Here’s Jon lopping brush on the Easton Ridge trail. As I’ve noted before, trails that go through clearcuts offer years of maintenance opportunities. The single stem of wild cherry or hazel that we cut this year responds by sending out seven sprouts next year, much like the mythical Hydra. Clearcuts allow ample sun and water to reach these fast-growing plants. There will be brush to cut long after Jon and I have retired and returned to the soil ourselves. Kind of a comforting thought, so we approach the work with a Zen-like attention. The work is not futile, but it is impermanent.
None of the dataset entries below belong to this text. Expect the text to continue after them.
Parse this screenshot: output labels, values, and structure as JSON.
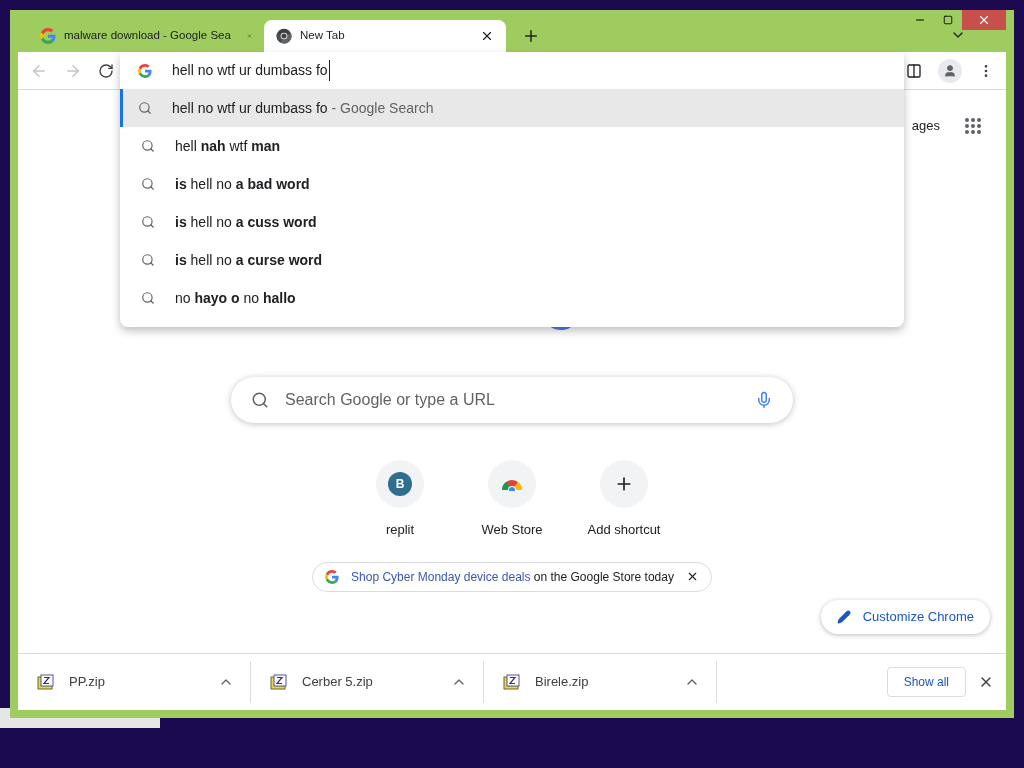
{
  "tabs": [
    {
      "kind": "google",
      "title": "malware download - Google Sea",
      "selected": false
    },
    {
      "kind": "chrome",
      "title": "New Tab",
      "selected": true
    }
  ],
  "omnibox": {
    "value": "hell no wtf ur dumbass fo"
  },
  "suggestions": [
    {
      "text": "hell no wtf ur dumbass fo",
      "suffix": "- Google Search",
      "selected": true
    },
    {
      "text": "hell **nah** wtf **man**",
      "selected": false
    },
    {
      "text": "**is** hell no **a bad word**",
      "selected": false
    },
    {
      "text": "**is** hell no **a cuss word**",
      "selected": false
    },
    {
      "text": "**is** hell no **a curse word**",
      "selected": false
    },
    {
      "text": "no **hayo o** no **hallo**",
      "selected": false
    }
  ],
  "header_link": "ages",
  "search": {
    "placeholder": "Search Google or type a URL"
  },
  "shortcuts": [
    {
      "kind": "letter",
      "letter": "B",
      "label": "replit"
    },
    {
      "kind": "webstore",
      "label": "Web Store"
    },
    {
      "kind": "add",
      "label": "Add shortcut"
    }
  ],
  "promo": {
    "link": "Shop Cyber Monday device deals",
    "text": "on the Google Store today"
  },
  "customize_button": "Customize Chrome",
  "downloads": [
    {
      "name": "PP.zip"
    },
    {
      "name": "Cerber 5.zip"
    },
    {
      "name": "Birele.zip"
    }
  ],
  "show_all": "Show all"
}
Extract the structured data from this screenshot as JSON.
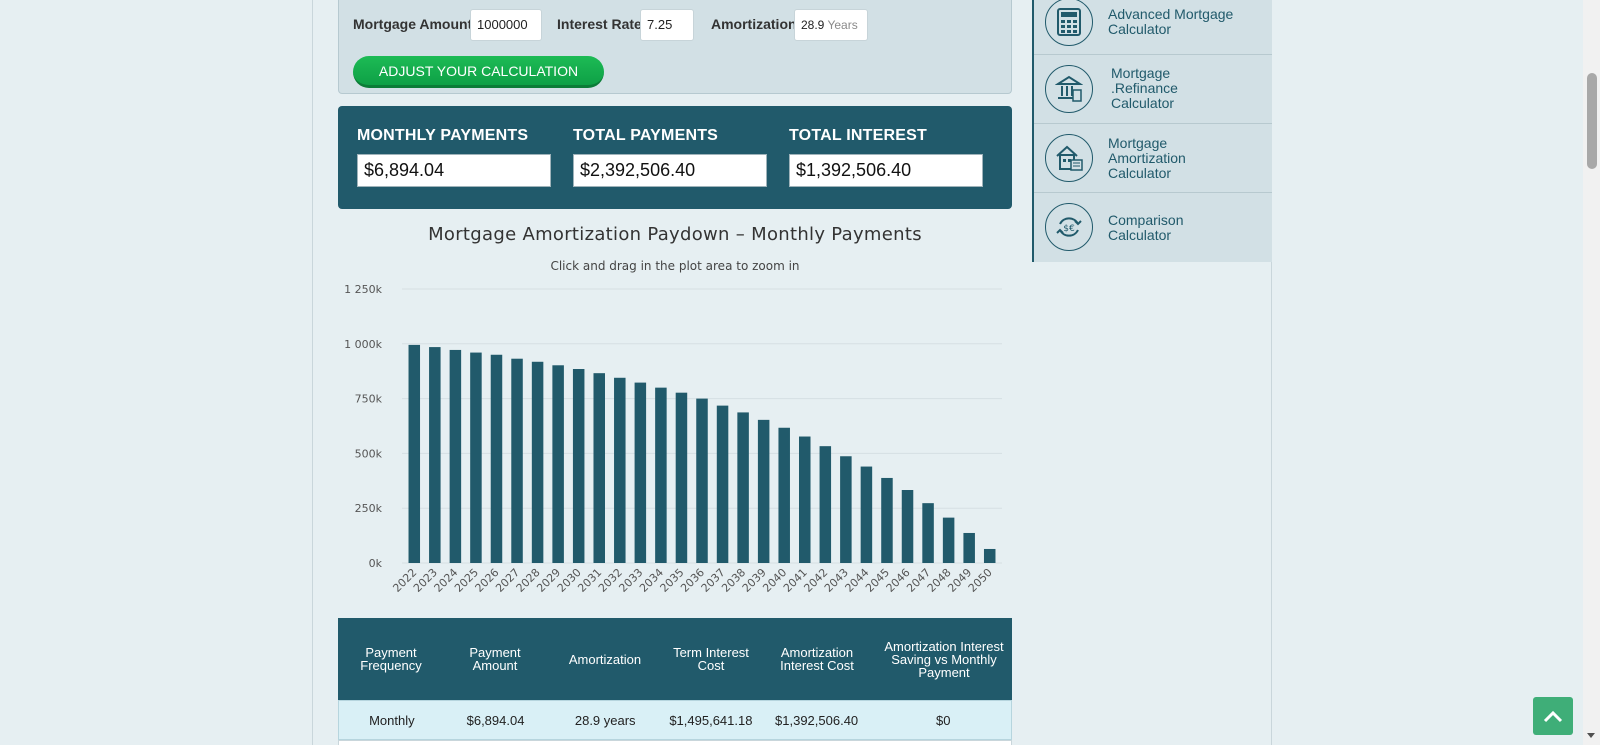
{
  "inputs": {
    "mortgage_amount_label": "Mortgage Amount",
    "mortgage_amount_value": "1000000",
    "interest_rate_label": "Interest Rate",
    "interest_rate_value": "7.25",
    "amortization_label": "Amortization",
    "amortization_value": "28.9",
    "amortization_unit": "Years",
    "adjust_button": "ADJUST YOUR CALCULATION"
  },
  "results": {
    "monthly_label": "MONTHLY PAYMENTS",
    "monthly_value": "$6,894.04",
    "total_label": "TOTAL PAYMENTS",
    "total_value": "$2,392,506.40",
    "interest_label": "TOTAL INTEREST",
    "interest_value": "$1,392,506.40"
  },
  "chart_data": {
    "type": "bar",
    "title": "Mortgage Amortization Paydown – Monthly Payments",
    "subtitle": "Click and drag in the plot area to zoom in",
    "xlabel": "",
    "ylabel": "",
    "ylim": [
      0,
      1250
    ],
    "y_ticks": [
      "0k",
      "250k",
      "500k",
      "750k",
      "1 000k",
      "1 250k"
    ],
    "categories": [
      "2022",
      "2023",
      "2024",
      "2025",
      "2026",
      "2027",
      "2028",
      "2029",
      "2030",
      "2031",
      "2032",
      "2033",
      "2034",
      "2035",
      "2036",
      "2037",
      "2038",
      "2039",
      "2040",
      "2041",
      "2042",
      "2043",
      "2044",
      "2045",
      "2046",
      "2047",
      "2048",
      "2049",
      "2050"
    ],
    "values": [
      995,
      985,
      972,
      960,
      950,
      932,
      918,
      902,
      885,
      866,
      845,
      823,
      800,
      777,
      750,
      718,
      687,
      653,
      617,
      577,
      533,
      487,
      440,
      388,
      333,
      273,
      207,
      137,
      64
    ],
    "bar_color": "#215a6b",
    "grid": true
  },
  "table": {
    "headers": [
      "Payment Frequency",
      "Payment Amount",
      "Amortization",
      "Term Interest Cost",
      "Amortization Interest Cost",
      "Amortization Interest Saving vs Monthly Payment"
    ],
    "rows": [
      [
        "Monthly",
        "$6,894.04",
        "28.9 years",
        "$1,495,641.18",
        "$1,392,506.40",
        "$0"
      ]
    ]
  },
  "sidebar": {
    "items": [
      {
        "label": "Advanced Mortgage\nCalculator",
        "icon": "calculator-icon"
      },
      {
        "label": "Mortgage\n.Refinance\nCalculator",
        "icon": "bank-icon"
      },
      {
        "label": "Mortgage\nAmortization\nCalculator",
        "icon": "house-icon"
      },
      {
        "label": "Comparison\nCalculator",
        "icon": "compare-icon"
      }
    ]
  },
  "colors": {
    "primary": "#215a6b",
    "accent_green": "#14ab4d",
    "panel": "#d2e0e5"
  }
}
The day was silver. Lake Easton and Lake Kachess reflected the rain clouds back toward the sky, and the forest slopes absorbed the light. Squalls came down the valleys on gusts of wind, enveloping us in dampness. Is this rain, snow, or hail? A fine November day, Jon observed. Above us, along the ridge, ravens played all day. Their croaks and squawks were calls and laughter to each other. They sailed, wings tucked, tails constantly adjusting to the unpredictable wind. Across the valley, two creamy-colored mountain goats browsed a steep slope. I wondered what they were finding to eat. Must have been succulent, because they were intent.
All day we heard the reports coming over the radio from the south. Bridge gone, road caving in, can’t get past the flood waters. Big mess. When our work was finished, we hiked down, hoping that the bridge we’d crossed in the morning was still there in the afternoon. It was. Shaking from the thunder of high water, and slick from spray, it was still there and we crossed over.